All too familiar with hackers looking to exploit security flaws in its software, Microsoft Corp. warned video game developers on Monday that their PC games are now a target for criminals.
Popular massively multiplayer online games, such as “World of Warcraft,” have created a market for valuable game identities loaded with gold or other hard-earned forms of in-game currency that can be used to buy new weapons, magic spells or other trappings to advance within the game.
Using malware or software designed to infiltrate a computer system, hackers steal account information for users of MMO games and then sell off virtual gold, weapons and other items for real money.
“Those of you who are working on massively multiplayer online games, organized crime is already looking at you,” said Dave Weinstein, a Microsoft security development engineer at the company’s Gamefest video game development conference.

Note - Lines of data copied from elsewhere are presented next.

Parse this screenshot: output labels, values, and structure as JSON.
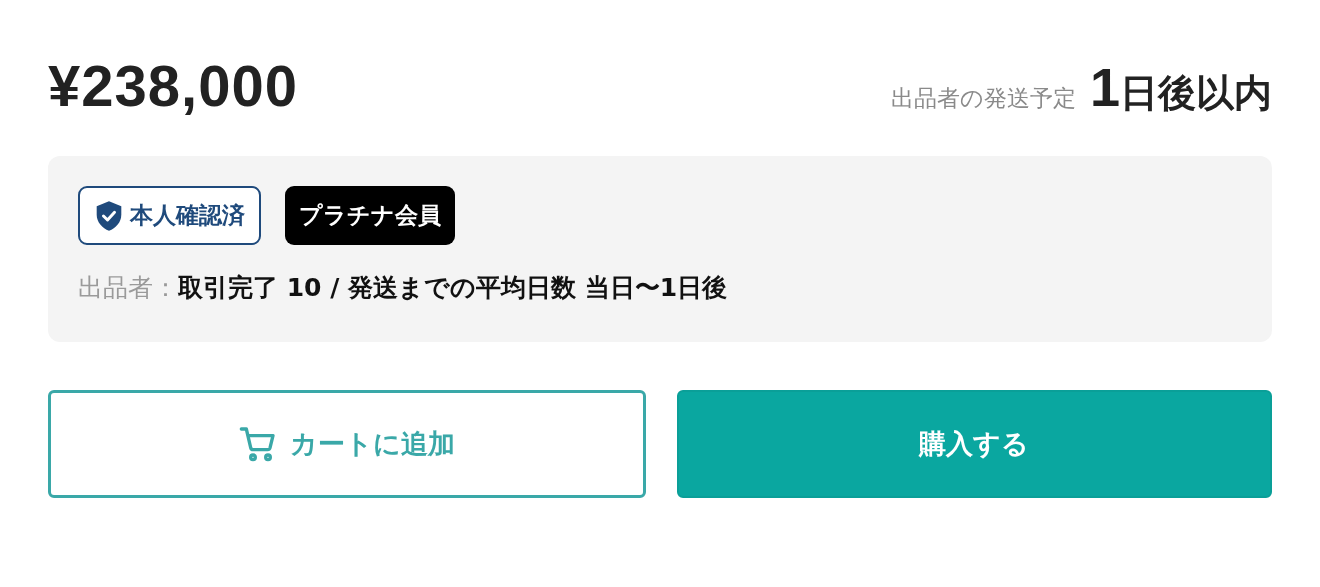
{
  "price": "¥238,000",
  "shipping": {
    "label": "出品者の発送予定",
    "days": "1",
    "suffix": "日後以内"
  },
  "seller": {
    "badges": [
      {
        "kind": "verified",
        "label": "本人確認済"
      },
      {
        "kind": "membership",
        "label": "プラチナ会員"
      }
    ],
    "label": "出品者：",
    "summary": "取引完了 10 / 発送までの平均日数 当日〜1日後"
  },
  "buttons": [
    {
      "kind": "cart",
      "label": "カートに追加"
    },
    {
      "kind": "buy",
      "label": "購入する"
    }
  ]
}
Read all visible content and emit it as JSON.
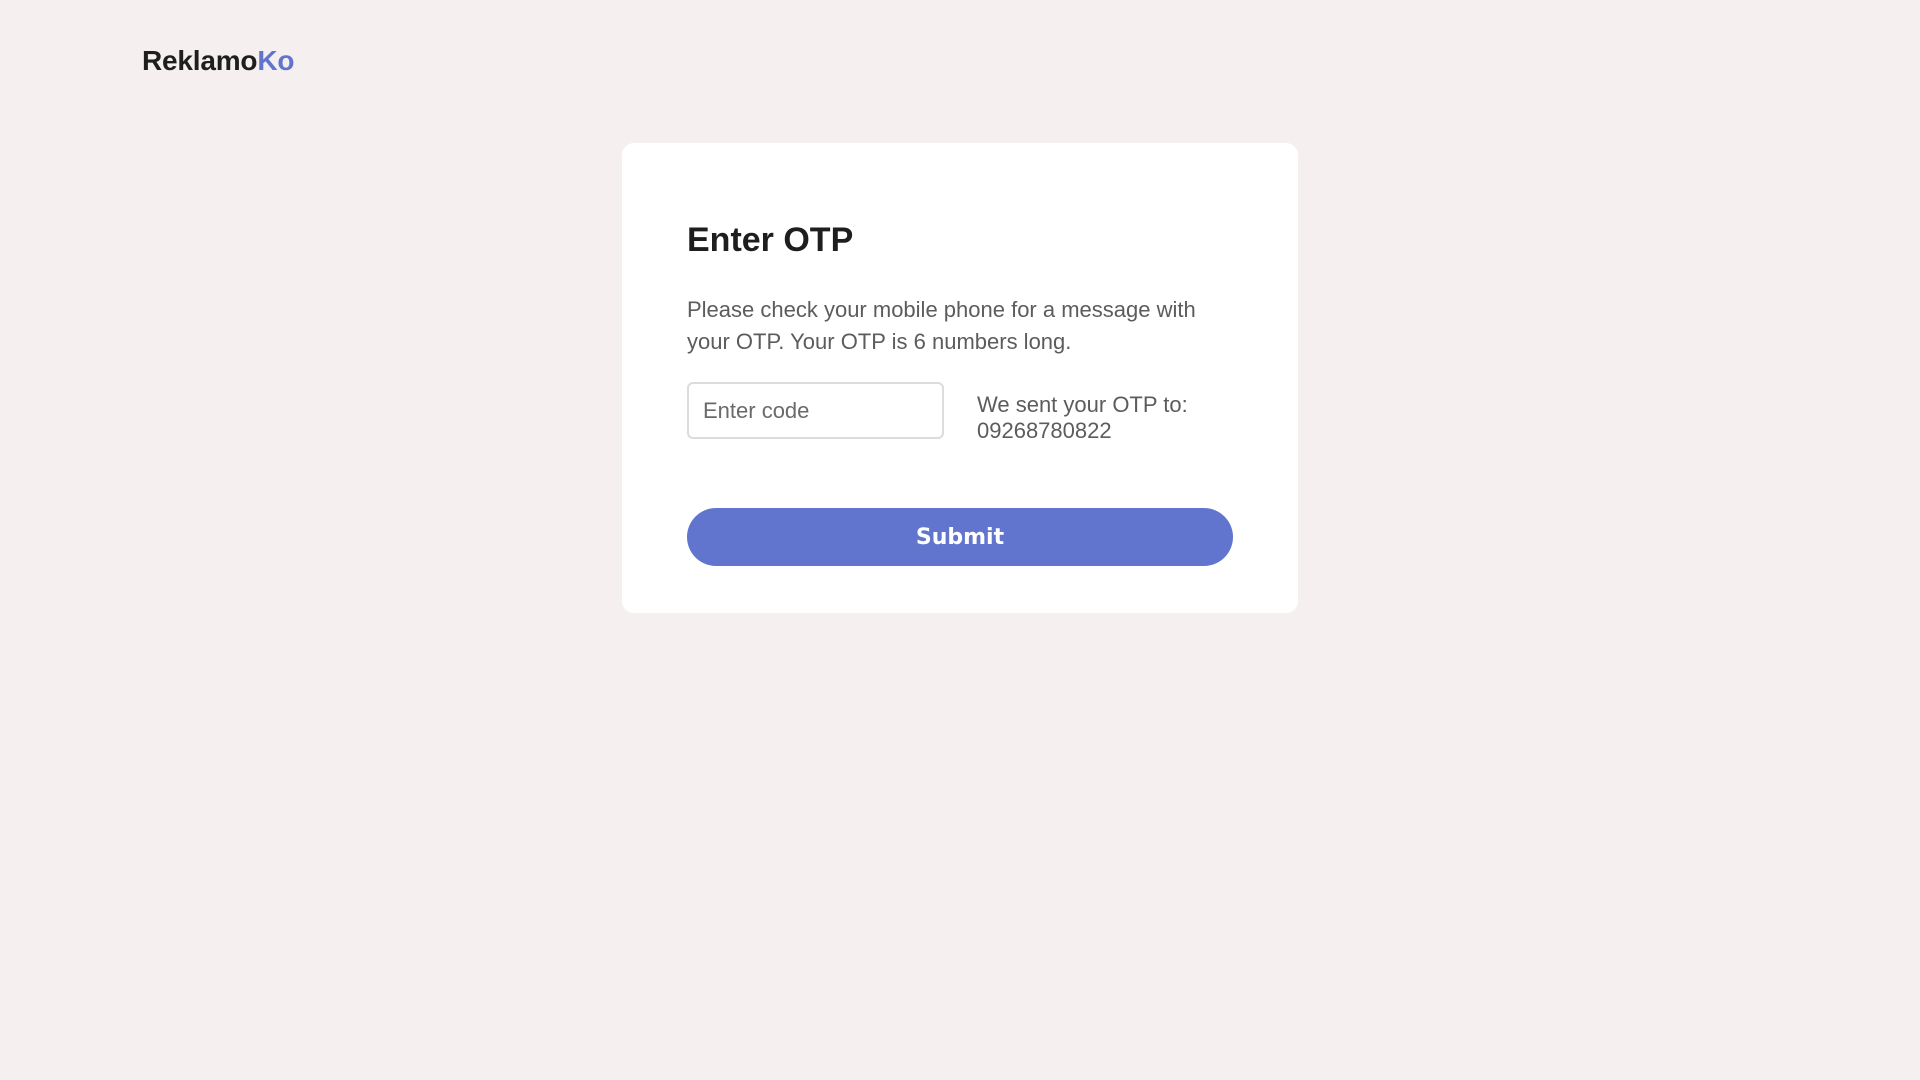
{
  "header": {
    "logo_main": "Reklamo",
    "logo_accent": "Ko"
  },
  "otp_form": {
    "title": "Enter OTP",
    "description": "Please check your mobile phone for a message with your OTP. Your OTP is 6 numbers long.",
    "code_input_placeholder": "Enter code",
    "code_input_value": "",
    "sent_label": "We sent your OTP to:",
    "phone_number": "09268780822",
    "submit_label": "Submit"
  },
  "colors": {
    "page_background": "#f5efef",
    "card_background": "#ffffff",
    "accent": "#6175cf",
    "title_text": "#1e1e1e",
    "body_text": "#5c5c5c"
  }
}
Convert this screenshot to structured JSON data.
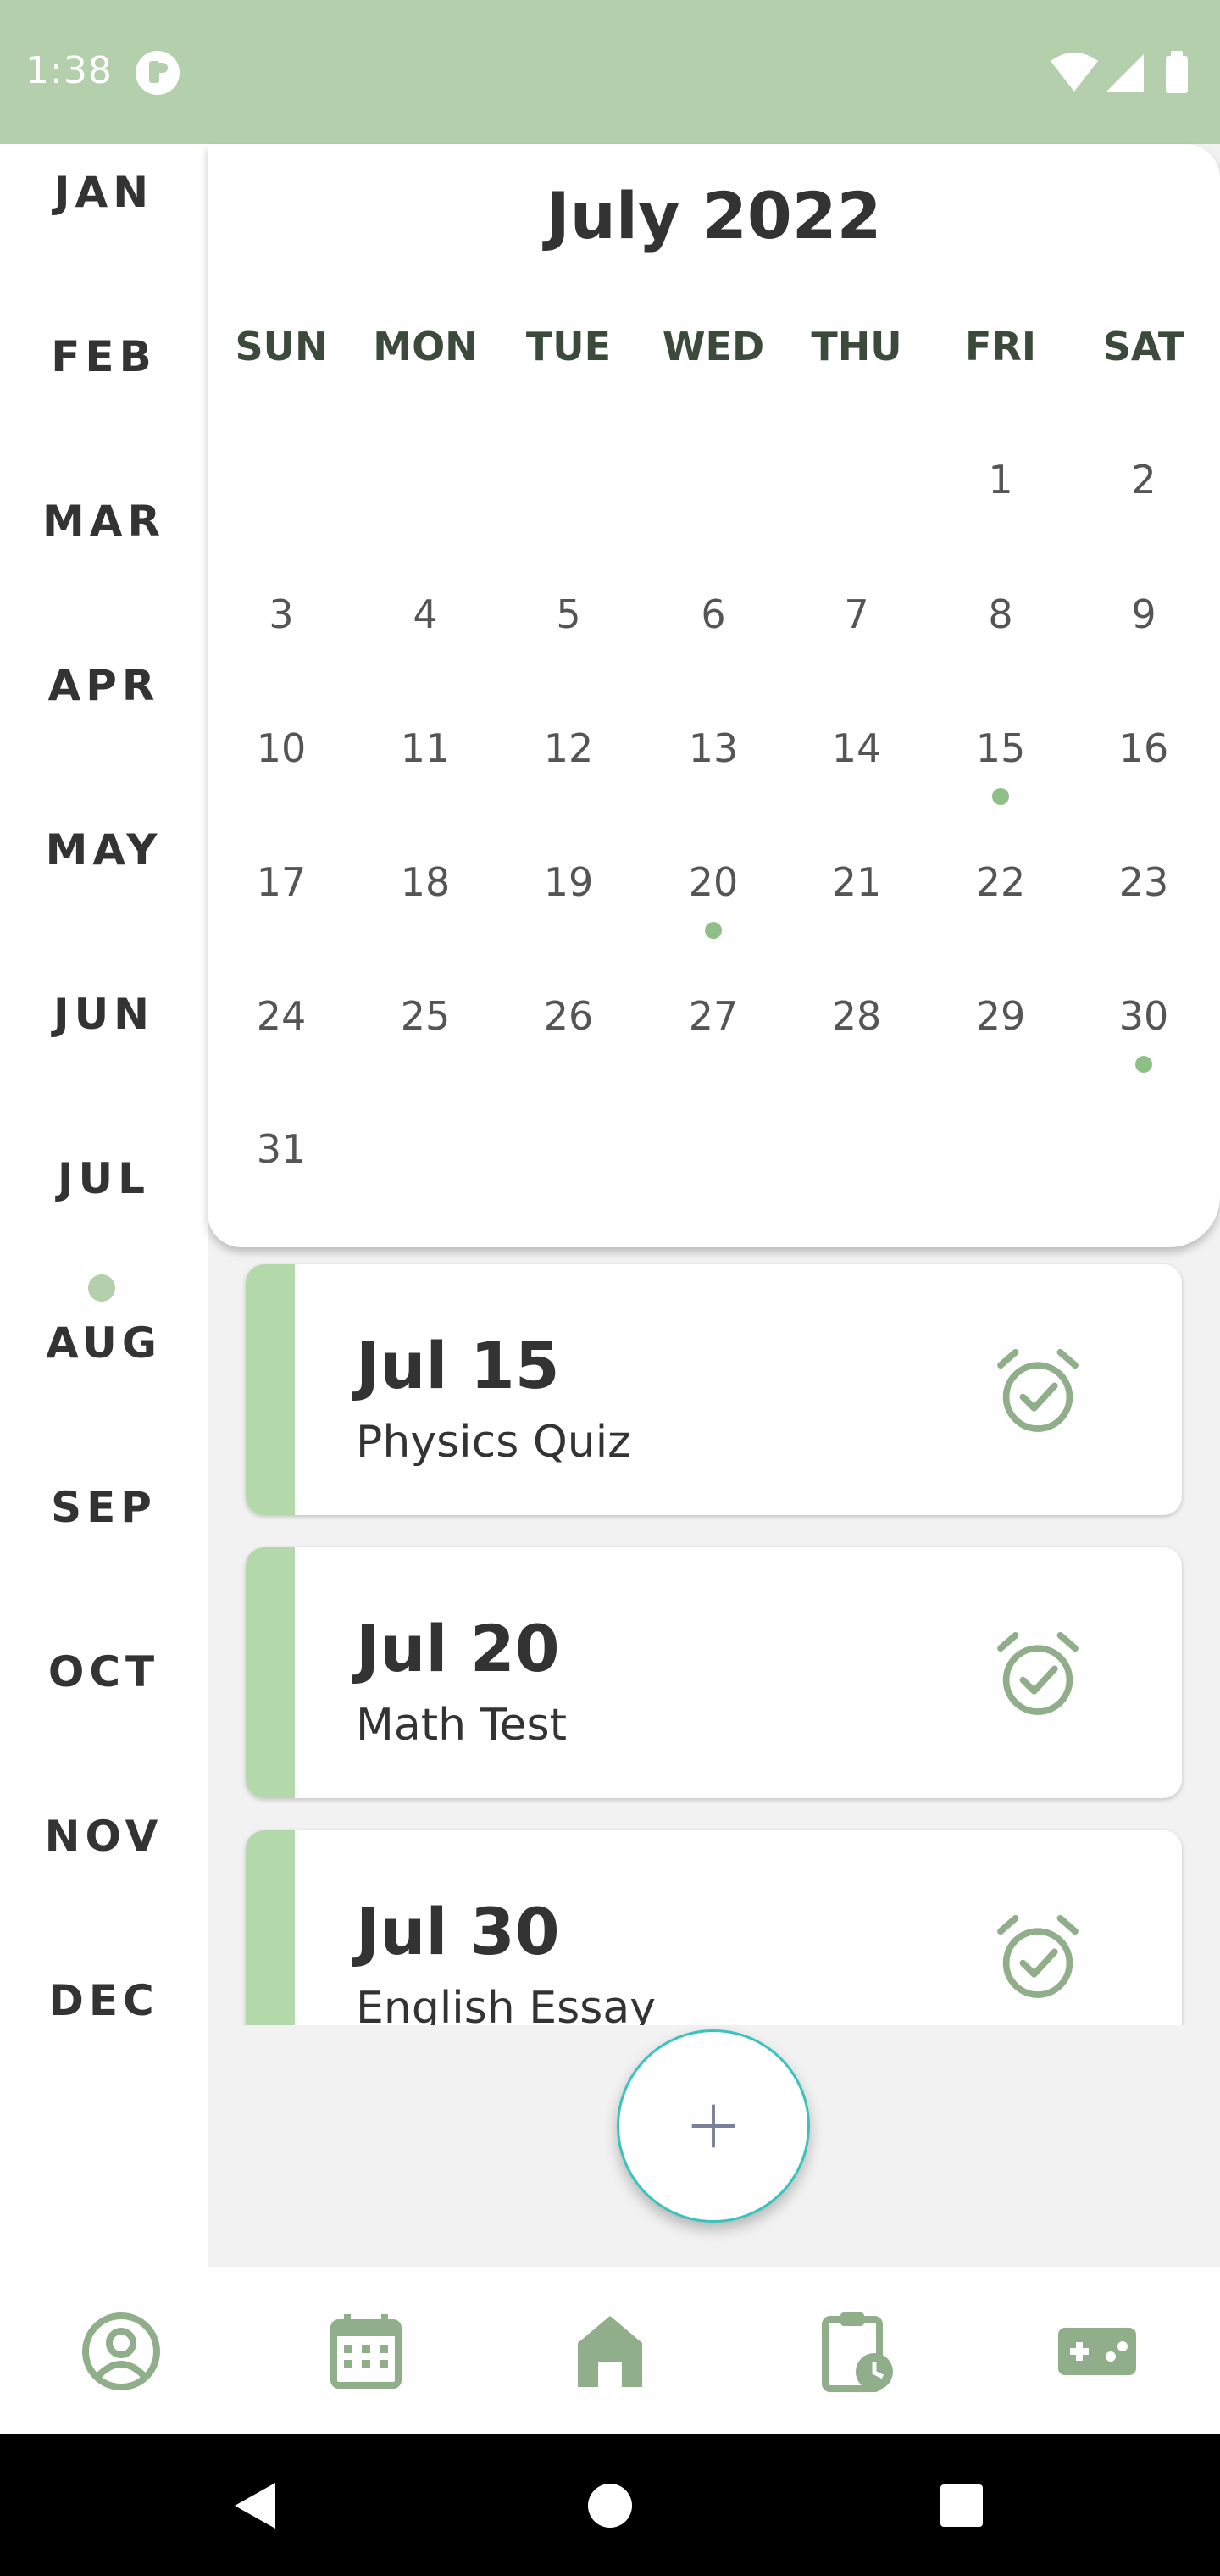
{
  "status_bar": {
    "time": "1:38",
    "color": "#b3cfab"
  },
  "months": [
    "JAN",
    "FEB",
    "MAR",
    "APR",
    "MAY",
    "JUN",
    "JUL",
    "AUG",
    "SEP",
    "OCT",
    "NOV",
    "DEC"
  ],
  "selected_month": "JUL",
  "calendar": {
    "title": "July 2022",
    "weekdays": [
      "SUN",
      "MON",
      "TUE",
      "WED",
      "THU",
      "FRI",
      "SAT"
    ],
    "days": [
      "1",
      "2",
      "3",
      "4",
      "5",
      "6",
      "7",
      "8",
      "9",
      "10",
      "11",
      "12",
      "13",
      "14",
      "15",
      "16",
      "17",
      "18",
      "19",
      "20",
      "21",
      "22",
      "23",
      "24",
      "25",
      "26",
      "27",
      "28",
      "29",
      "30",
      "31"
    ],
    "days_with_events": [
      "15",
      "20",
      "30"
    ]
  },
  "events": [
    {
      "date": "Jul 15",
      "name": "Physics Quiz"
    },
    {
      "date": "Jul 20",
      "name": "Math Test"
    },
    {
      "date": "Jul 30",
      "name": "English Essay"
    }
  ],
  "fab": {
    "icon": "plus-icon"
  },
  "bottom_nav": [
    {
      "icon": "profile-icon"
    },
    {
      "icon": "calendar-icon"
    },
    {
      "icon": "home-icon"
    },
    {
      "icon": "clipboard-clock-icon"
    },
    {
      "icon": "gamepad-icon"
    }
  ],
  "colors": {
    "accent_green": "#b3cfab",
    "icon_green": "#8fae89",
    "fab_border": "#39c3bd"
  }
}
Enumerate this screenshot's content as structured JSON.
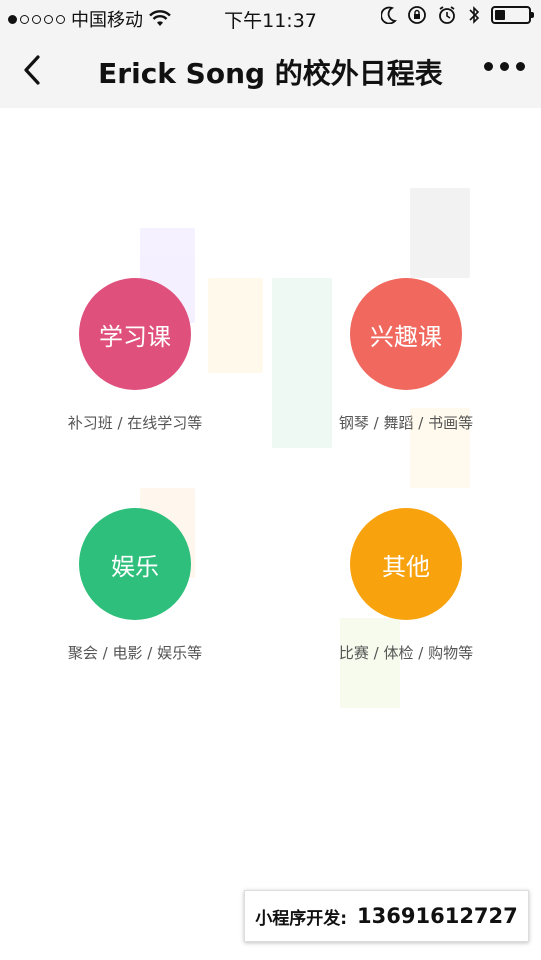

It’s no joke, of course. The increasing real world value of virtual world artifacts has produced a number of oddities from illicit “gold farming” to real money markets sanctioned by the game operators, so it’s no surprise that crooks would get interested.